Data sources and availability
Information on output prices of services is generally collected by business surveys. However for some prices other sources are used, for example information from regulatory bodies for telecommunication prices or for legal services. Web surveys are also used to collect certain price information. The service price indices are calculated on a quarterly basis, data are available form 2006 on. Note that the base year for the price indices is 2006 (not 2005 as for other short-term statistics indicators). The collection of price data for services poses a number of statistical problems due to the special nature of services. In particular it is difficult to ascertain the quality of services and therefore difficult to collect price data for services of a comparable nature and quality over time. Measurement problems are also due to the fact that services are often consumed on production and that many services are unique and tailor-made for the client.
Services are an important part of European economies and contribute substantially to output and employment. Traditionally short-term statistics mainly covered industrial and construction activities. When the monetary union was prepared it became clear that better and more complete data for the service sector were necessary. Regulation 1158/2005 of 6 July 2005 amended the short-term statistics regulation of 1998 (short-term statistics Regulation 1165/98) and introduced the collection of output service prices on a quarterly basis. First data became available in 2009. The service output price index is today one of the Principal European Economic Indicators (PEEIs) which are used to monitor and steer economic policy in the EU and in the euro area. Aggregate service producer price indicators for the total of services covered by the STS-regulation have only been published since June 2012.
Further Eurostat information
- Business services: recent economic developments - Statistics in focus 35/2011
- Service producer price indices (SPPI): a new European economic indicator - Statistics in focus 103/2008
- Trade and services (t_sts_ts)
- Trade and services (sts_ts)
- Other services (sts_os)
- Producer prices index (PPI) (sts_os_pp)
- Service producer prices index - quarterly data - (2006=100) (NACE Rev.2) (sts_sepp_q)
- Producer prices index (PPI) (sts_os_pp)
- Other services (sts_os)
Methodology / Metadata
- Methodological guide for developing producer price indices for services
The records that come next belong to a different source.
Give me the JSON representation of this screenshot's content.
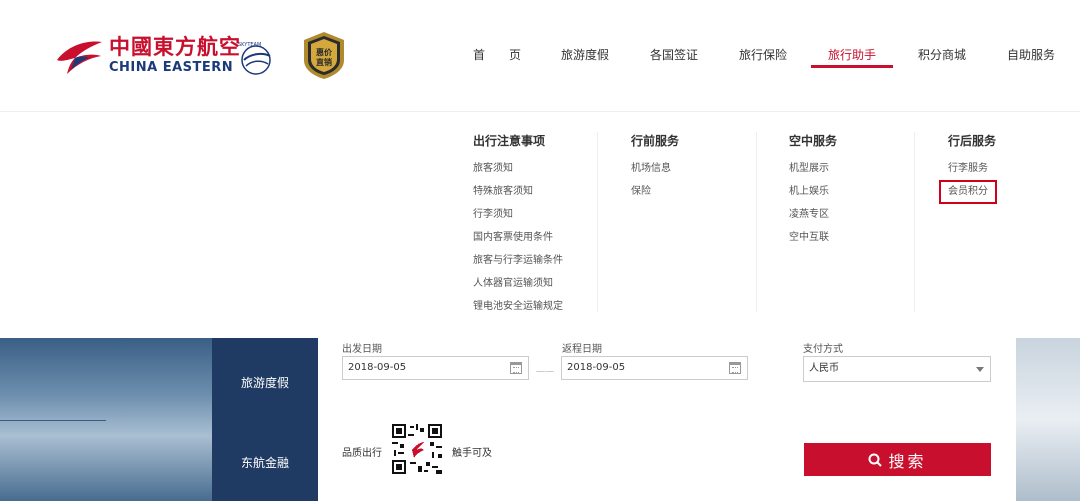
{
  "brand": {
    "name_cn": "中國東方航空",
    "name_en": "CHINA EASTERN",
    "skyteam": "SKYTEAM",
    "badge_text": "惠价直销",
    "accent": "#c8102e",
    "navy": "#1a3a7a"
  },
  "nav": {
    "items": [
      {
        "label": "首　　页"
      },
      {
        "label": "旅游度假"
      },
      {
        "label": "各国签证"
      },
      {
        "label": "旅行保险"
      },
      {
        "label": "旅行助手"
      },
      {
        "label": "积分商城"
      },
      {
        "label": "自助服务"
      }
    ],
    "active": "旅行助手"
  },
  "dropdown": {
    "columns": [
      {
        "title": "出行注意事项",
        "items": [
          "旅客须知",
          "特殊旅客须知",
          "行李须知",
          "国内客票使用条件",
          "旅客与行李运输条件",
          "人体器官运输须知",
          "锂电池安全运输规定"
        ]
      },
      {
        "title": "行前服务",
        "items": [
          "机场信息",
          "保险"
        ]
      },
      {
        "title": "空中服务",
        "items": [
          "机型展示",
          "机上娱乐",
          "凌燕专区",
          "空中互联"
        ]
      },
      {
        "title": "行后服务",
        "items": [
          "行李服务",
          "会员积分"
        ]
      }
    ]
  },
  "side_tabs": [
    "旅游度假",
    "东航金融"
  ],
  "search_form": {
    "depart_label": "出发日期",
    "depart_value": "2018-09-05",
    "return_label": "返程日期",
    "return_value": "2018-09-05",
    "date_separator": "一一",
    "payment_label": "支付方式",
    "payment_value": "人民币",
    "qr_left_text": "品质出行",
    "qr_right_text": "触手可及",
    "search_button": "搜索"
  }
}
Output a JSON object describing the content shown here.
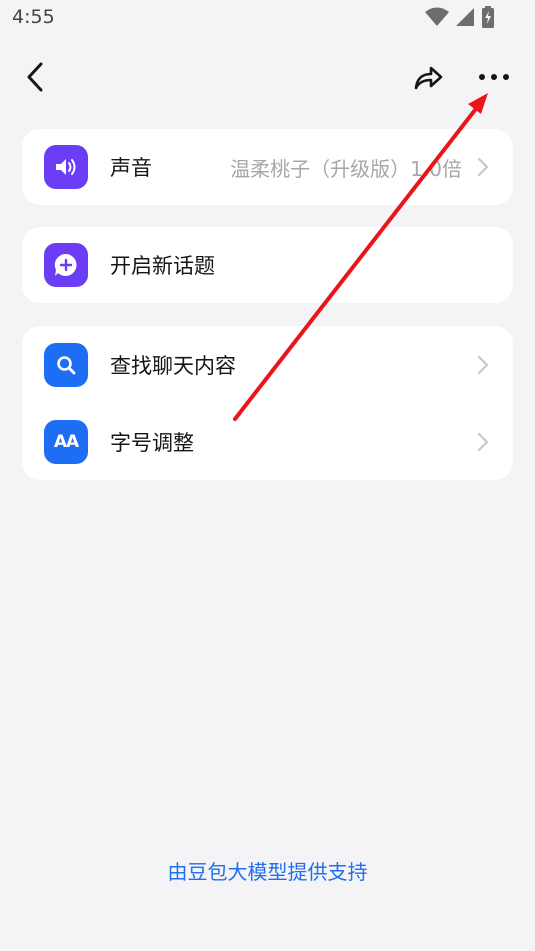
{
  "status_bar": {
    "time": "4:55",
    "icons": [
      "wifi-icon",
      "signal-icon",
      "battery-charging-icon"
    ]
  },
  "top_bar": {
    "icons": [
      "back-icon",
      "share-icon",
      "more-icon"
    ]
  },
  "sections": {
    "voice": {
      "label": "声音",
      "value": "温柔桃子（升级版）1.0倍",
      "icon": "speaker-icon"
    },
    "new_topic": {
      "label": "开启新话题",
      "icon": "chat-plus-icon"
    },
    "search_chat": {
      "label": "查找聊天内容",
      "icon": "search-icon"
    },
    "font_size": {
      "label": "字号调整",
      "icon": "font-size-icon",
      "icon_text": "AA"
    }
  },
  "footer": {
    "text": "由豆包大模型提供支持"
  },
  "colors": {
    "background": "#f4f4f6",
    "card": "#ffffff",
    "purple": "#6b3df5",
    "blue": "#1e6ef5",
    "link": "#1f6ff0",
    "annotation_arrow": "#e8161b"
  }
}
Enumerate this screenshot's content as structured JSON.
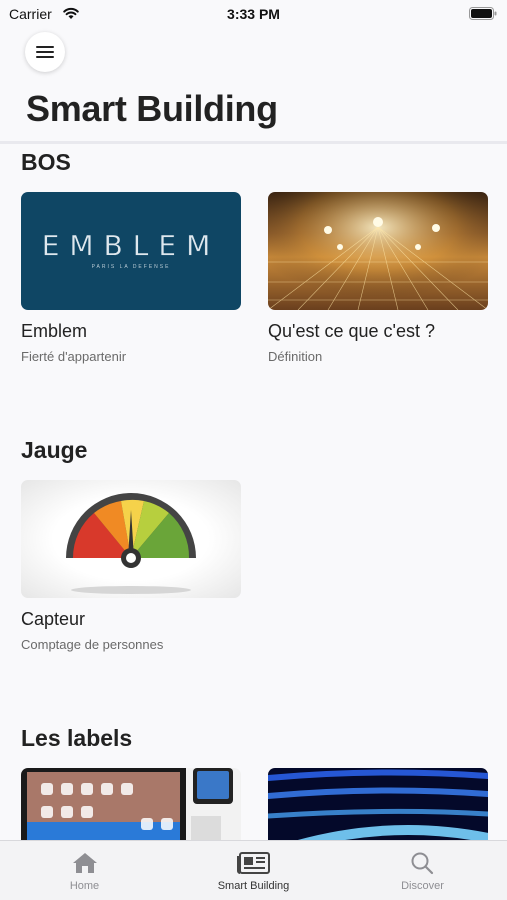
{
  "status_bar": {
    "carrier": "Carrier",
    "time": "3:33 PM"
  },
  "header": {
    "title": "Smart Building",
    "menu_icon": "hamburger-menu-icon"
  },
  "sections": [
    {
      "title": "BOS",
      "cards": [
        {
          "title": "Emblem",
          "subtitle": "Fierté d'appartenir",
          "image_text": "EMBLEM",
          "image_subtext": "PARIS LA DEFENSE"
        },
        {
          "title": "Qu'est ce que c'est ?",
          "subtitle": "Définition"
        }
      ]
    },
    {
      "title": "Jauge",
      "cards": [
        {
          "title": "Capteur",
          "subtitle": "Comptage de personnes"
        }
      ]
    },
    {
      "title": "Les labels",
      "cards": []
    }
  ],
  "tab_bar": {
    "tabs": [
      {
        "label": "Home",
        "icon": "home-icon",
        "active": false
      },
      {
        "label": "Smart Building",
        "icon": "newspaper-icon",
        "active": true
      },
      {
        "label": "Discover",
        "icon": "search-icon",
        "active": false
      }
    ]
  }
}
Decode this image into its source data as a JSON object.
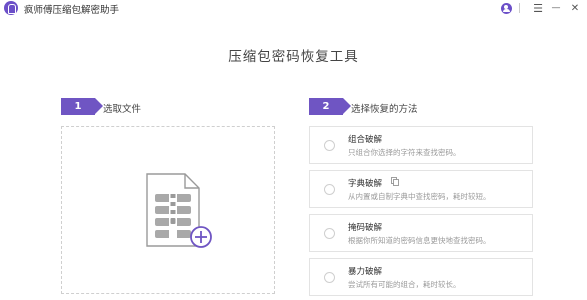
{
  "window": {
    "title": "疯师傅压缩包解密助手",
    "controls": {
      "user": "user-icon",
      "menu": "☰",
      "minimize": "—",
      "close": "✕"
    }
  },
  "page": {
    "title": "压缩包密码恢复工具"
  },
  "steps": [
    {
      "number": "1",
      "label": "选取文件"
    },
    {
      "number": "2",
      "label": "选择恢复的方法"
    }
  ],
  "drop_zone": {
    "icon": "zip-file-add-icon"
  },
  "methods": [
    {
      "title": "组合破解",
      "desc": "只组合你选择的字符来查找密码。"
    },
    {
      "title": "字典破解",
      "desc": "从内置或自制字典中查找密码，耗时较短。",
      "icon": "copy-icon"
    },
    {
      "title": "掩码破解",
      "desc": "根据你所知道的密码信息更快地查找密码。"
    },
    {
      "title": "暴力破解",
      "desc": "尝试所有可能的组合，耗时较长。"
    }
  ],
  "colors": {
    "accent": "#6f55c3",
    "logo": "#6b4fc8",
    "border": "#e3e3e3"
  }
}
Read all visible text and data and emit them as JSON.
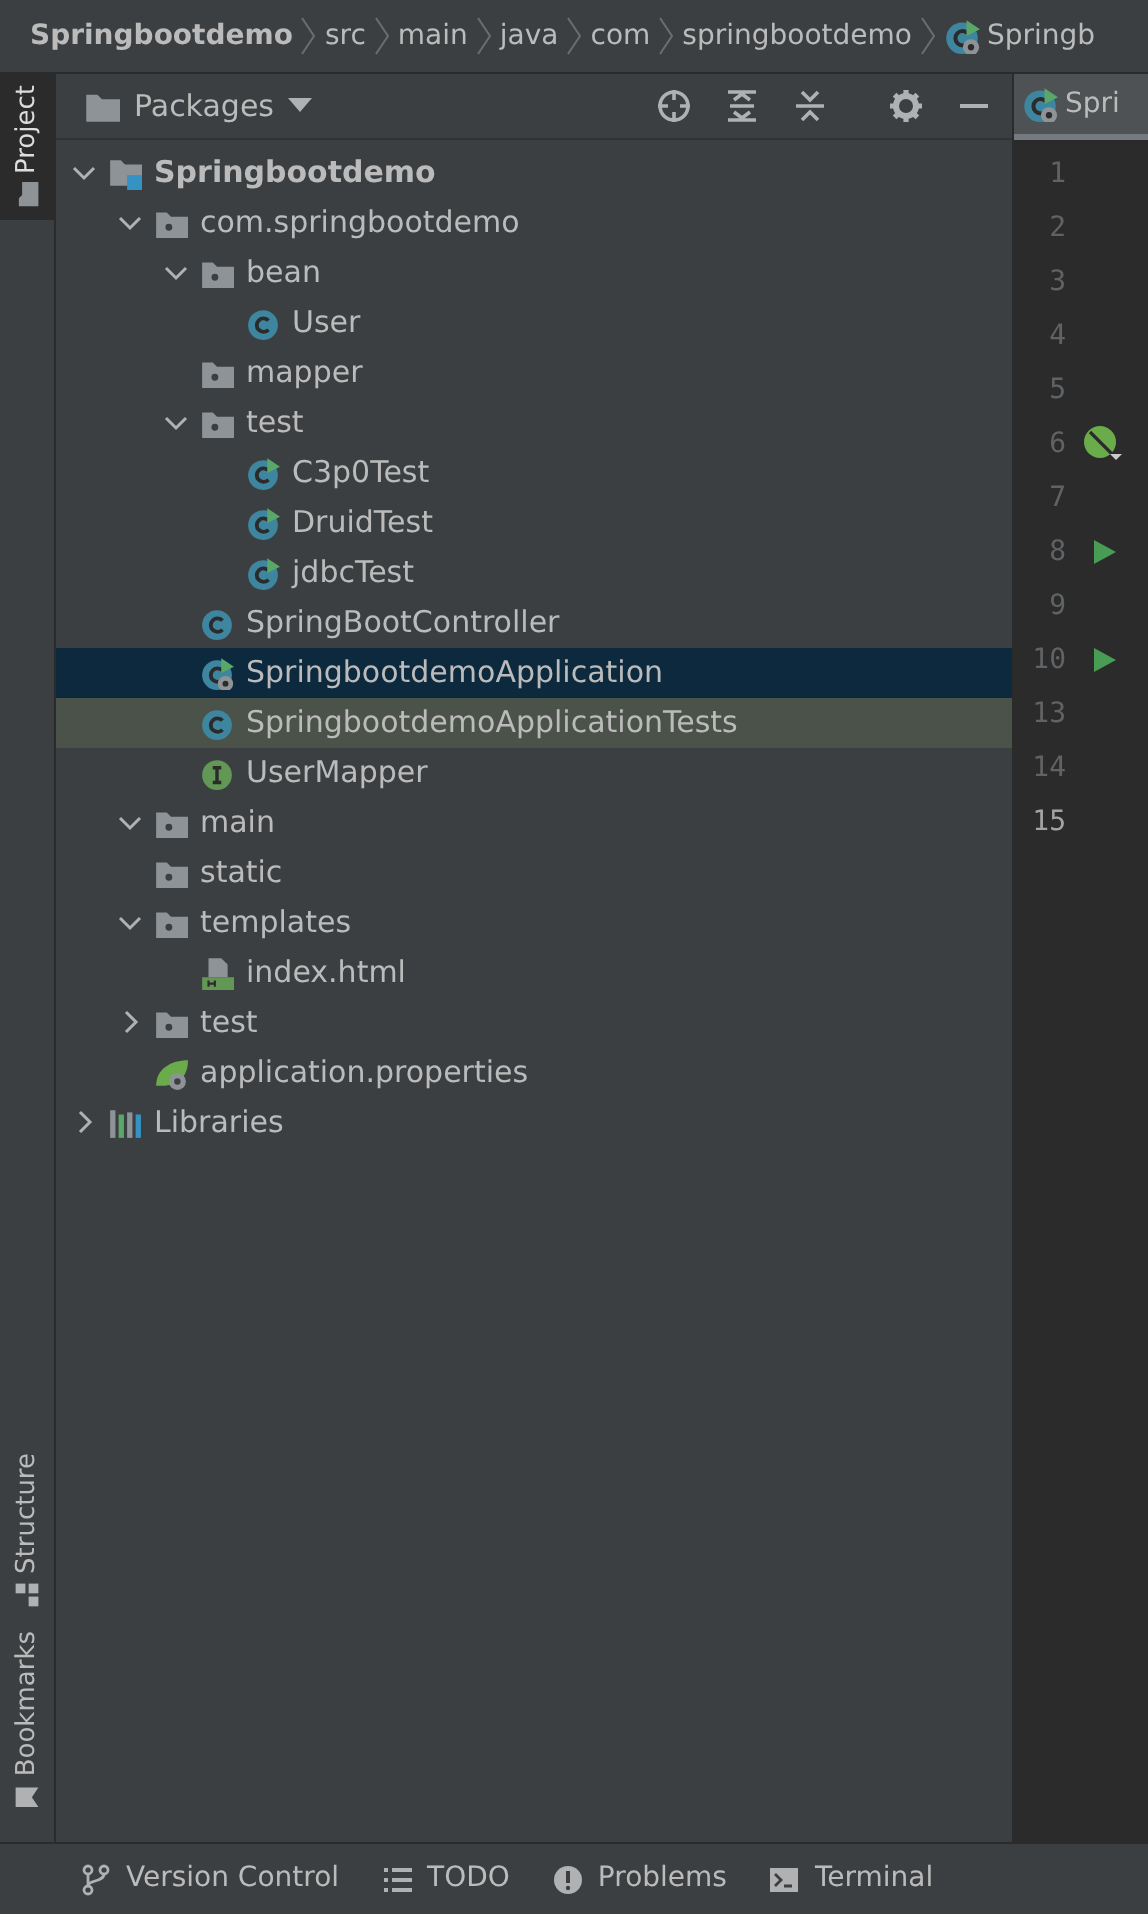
{
  "breadcrumbs": [
    {
      "label": "Springbootdemo",
      "kind": "project"
    },
    {
      "label": "src",
      "kind": "folder"
    },
    {
      "label": "main",
      "kind": "folder"
    },
    {
      "label": "java",
      "kind": "folder"
    },
    {
      "label": "com",
      "kind": "folder"
    },
    {
      "label": "springbootdemo",
      "kind": "folder"
    },
    {
      "label": "Springb",
      "kind": "appclass"
    }
  ],
  "left_strip": [
    {
      "label": "Project",
      "kind": "folder",
      "selected": true
    },
    {
      "label": "Structure",
      "kind": "structure",
      "selected": false
    },
    {
      "label": "Bookmarks",
      "kind": "bookmark",
      "selected": false
    }
  ],
  "panel": {
    "title": "Packages"
  },
  "tree": [
    {
      "label": "Springbootdemo",
      "kind": "module",
      "bold": true,
      "expanded": true,
      "selected": false,
      "hovered": false,
      "children": [
        {
          "label": "com.springbootdemo",
          "kind": "package",
          "expanded": true,
          "selected": false,
          "hovered": false,
          "children": [
            {
              "label": "bean",
              "kind": "package",
              "expanded": true,
              "selected": false,
              "hovered": false,
              "children": [
                {
                  "label": "User",
                  "kind": "class",
                  "selected": false,
                  "hovered": false
                }
              ]
            },
            {
              "label": "mapper",
              "kind": "package",
              "selected": false,
              "hovered": false
            },
            {
              "label": "test",
              "kind": "package",
              "expanded": true,
              "selected": false,
              "hovered": false,
              "children": [
                {
                  "label": "C3p0Test",
                  "kind": "testclass",
                  "selected": false,
                  "hovered": false
                },
                {
                  "label": "DruidTest",
                  "kind": "testclass",
                  "selected": false,
                  "hovered": false
                },
                {
                  "label": "jdbcTest",
                  "kind": "testclass",
                  "selected": false,
                  "hovered": false
                }
              ]
            },
            {
              "label": "SpringBootController",
              "kind": "class",
              "selected": false,
              "hovered": false
            },
            {
              "label": "SpringbootdemoApplication",
              "kind": "appclass",
              "selected": true,
              "hovered": false
            },
            {
              "label": "SpringbootdemoApplicationTests",
              "kind": "class",
              "selected": false,
              "hovered": true
            },
            {
              "label": "UserMapper",
              "kind": "interface",
              "selected": false,
              "hovered": false
            }
          ]
        },
        {
          "label": "main",
          "kind": "package",
          "expanded": true,
          "selected": false,
          "hovered": false
        },
        {
          "label": "static",
          "kind": "package",
          "selected": false,
          "hovered": false
        },
        {
          "label": "templates",
          "kind": "package",
          "expanded": true,
          "selected": false,
          "hovered": false,
          "children": [
            {
              "label": "index.html",
              "kind": "html",
              "selected": false,
              "hovered": false
            }
          ]
        },
        {
          "label": "test",
          "kind": "package",
          "expanded": false,
          "selected": false,
          "hovered": false
        },
        {
          "label": "application.properties",
          "kind": "properties",
          "selected": false,
          "hovered": false
        }
      ]
    },
    {
      "label": "Libraries",
      "kind": "libraries",
      "expanded": false,
      "selected": false,
      "hovered": false
    }
  ],
  "editor": {
    "tab": {
      "label": "Spri",
      "kind": "appclass"
    },
    "lines": [
      {
        "number": "1",
        "current": false
      },
      {
        "number": "2",
        "current": false
      },
      {
        "number": "3",
        "current": false
      },
      {
        "number": "4",
        "current": false
      },
      {
        "number": "5",
        "current": false
      },
      {
        "number": "6",
        "kind": "spring",
        "current": false
      },
      {
        "number": "7",
        "current": false
      },
      {
        "number": "8",
        "kind": "run",
        "current": false
      },
      {
        "number": "9",
        "current": false
      },
      {
        "number": "10",
        "kind": "run",
        "current": false
      },
      {
        "number": "13",
        "current": false
      },
      {
        "number": "14",
        "current": false
      },
      {
        "number": "15",
        "current": true
      }
    ]
  },
  "bottom_tools": [
    {
      "label": "Version Control",
      "kind": "branch"
    },
    {
      "label": "TODO",
      "kind": "list"
    },
    {
      "label": "Problems",
      "kind": "problems"
    },
    {
      "label": "Terminal",
      "kind": "terminal"
    }
  ]
}
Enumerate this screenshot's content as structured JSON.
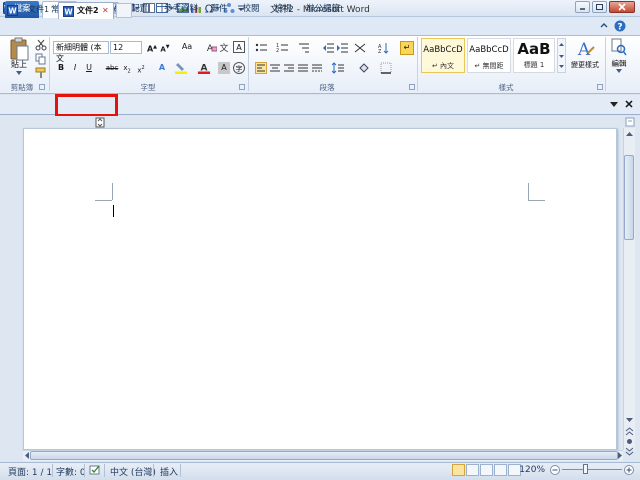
{
  "window": {
    "title": "文件2 - Microsoft Word"
  },
  "ribbon_tabs": [
    "檔案",
    "常用",
    "插入",
    "版面配置",
    "參考資料",
    "郵件",
    "校閱",
    "檢視",
    "辦公標籤"
  ],
  "ribbon": {
    "clipboard": {
      "paste_label": "貼上",
      "group_label": "剪貼簿"
    },
    "font": {
      "font_name": "新細明體 (本文",
      "font_size": "12",
      "group_label": "字型",
      "aa_label": "Aa"
    },
    "paragraph": {
      "group_label": "段落"
    },
    "styles": {
      "items": [
        {
          "preview": "AaBbCcD",
          "name": "↵ 內文"
        },
        {
          "preview": "AaBbCcD",
          "name": "↵ 無間距"
        },
        {
          "preview": "AaB",
          "name": "標題 1"
        }
      ],
      "group_label": "樣式",
      "change_styles_label": "變更樣式"
    },
    "editing": {
      "label": "編輯"
    }
  },
  "doc_tabs": [
    {
      "label": "文件1"
    },
    {
      "label": "文件2",
      "close": "✕"
    }
  ],
  "status": {
    "page": "頁面: 1 / 1",
    "words": "字數: 0",
    "language": "中文 (台灣)",
    "mode": "插入",
    "zoom": "120%"
  },
  "colors": {
    "file_tab": "#2a63b3",
    "highlight": "#e8100b",
    "text_highlight": "#f5f000",
    "font_color": "#e21c1c"
  }
}
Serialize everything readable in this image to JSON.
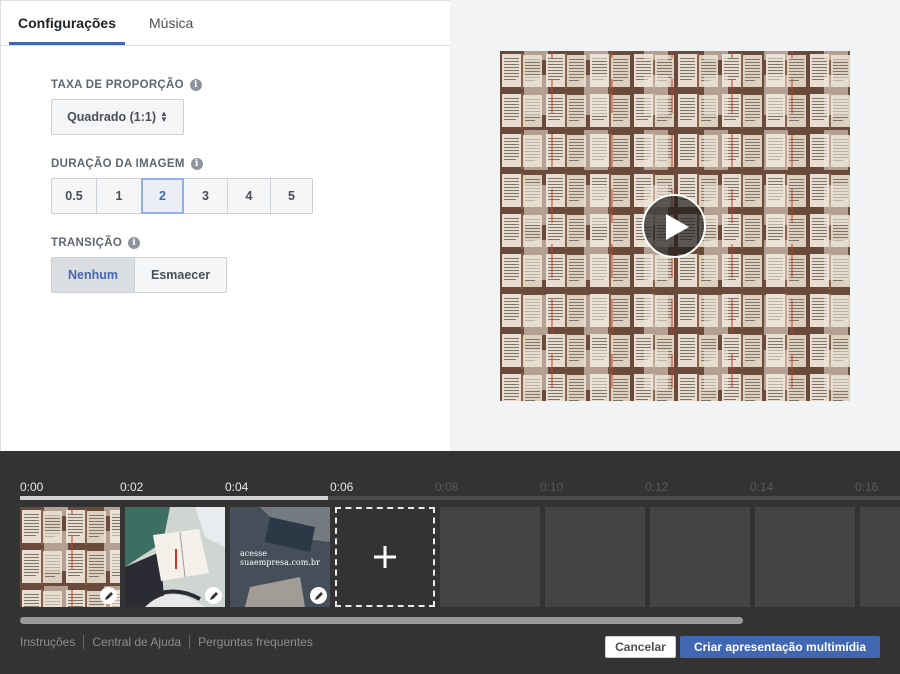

- Methodology of short-term business statistics – interpretation and guidelines
- Methodology of short-term business statistics – associated documents
- STS Metadata in SDMX format
- More information on Metadata in Eurostat